HEMGIR (SUNDARGARH): At a time when online education remains out of reach for school students in rural areas due to poor internet connectivity and unavailability of smart phones, Phanindra Singh, a college student from Kuarkela village is on a mission to ensure they do not miss out on their studies.
Phanindra, after attending his classes online, devotes two hours to teaching students of Class VI to VIII at a club room in the village.Disruption in regular classes due to the Covid-19 pandemic has left students in rural areas in a lurch. “Online education remains out of reach for a majority of poor students who do not have access to smart phones. Poor internet connectivity in villages is another concern for them,” he said. Phanindra gets exhausted at times but his objective of helping such students so that they remain connected to books keeps him going.
Phanindra is not alone in this noble task. Binay Bhoi, a Plus II student too teaches a group of students from Class I to V at the village club room in the morning. Both of them have been teaching the students since August 10 after being inspired by the local Mahila Sangram Samiti (MSS), which has been encouraging educated rural youths to take remedial classes in these tough times.
MSS, the district wing of the Odisha Mahila Shramajibi Manch, has been working as a pressure group to improve school education and infrastructure, said its Sundargarh coordinator Reena Behera. She said the drive to organise classes for students in rural areas has been going on since July 6 and till now 20 villages of Hemgir, 11 of Subdega and three of Tangarpali have been covered. Such classes at two villages in Kutra block were stopped after detection of Covid-19 positive cases in the areas. Reena said said a majority of students attending the classes are tribals and economically deprived and need regular attention.

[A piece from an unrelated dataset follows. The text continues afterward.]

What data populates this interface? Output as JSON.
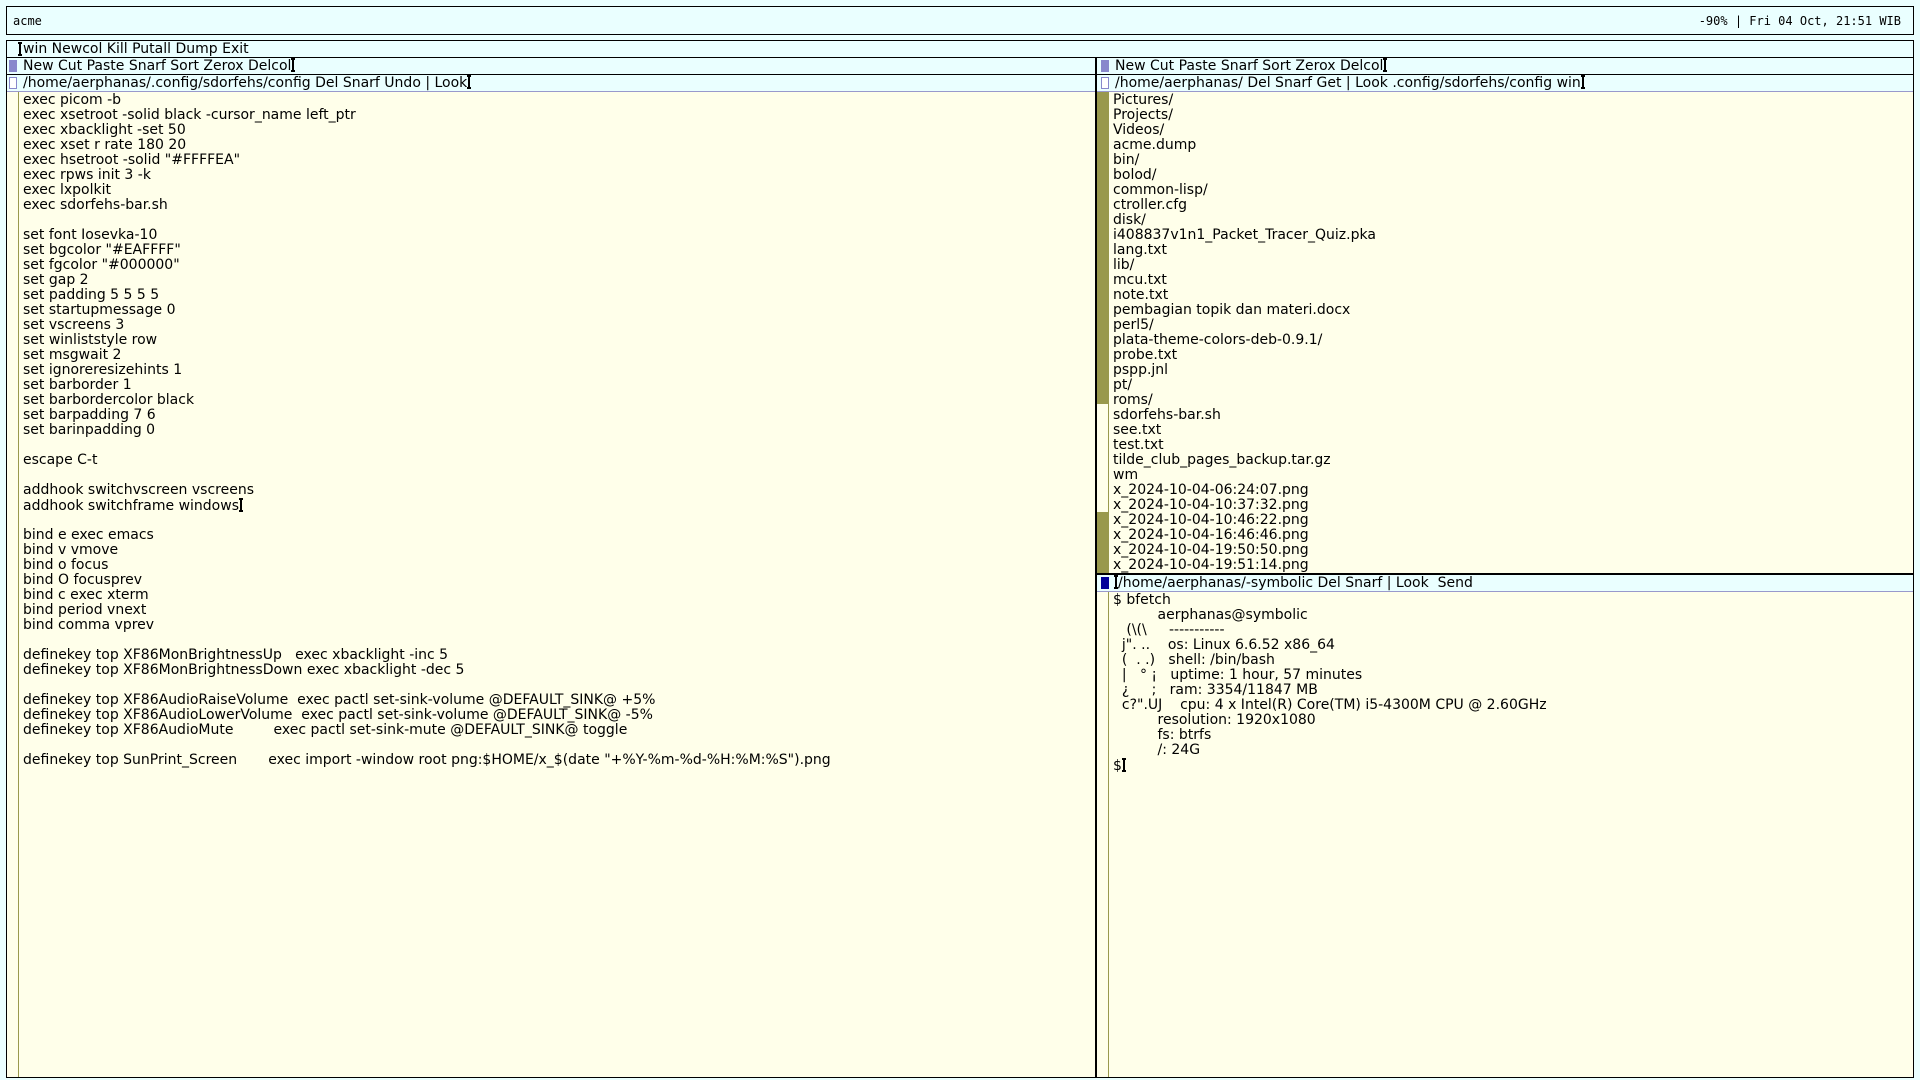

MSS joint convenor Rajesh Biswal said the classes are held in batches of six students who are also educated on the importance of hand wash and personal hygiene. Kuarkela ward member Prithviraj Singh said the students, who earlier spent their time playing or fishing, are now studying daily.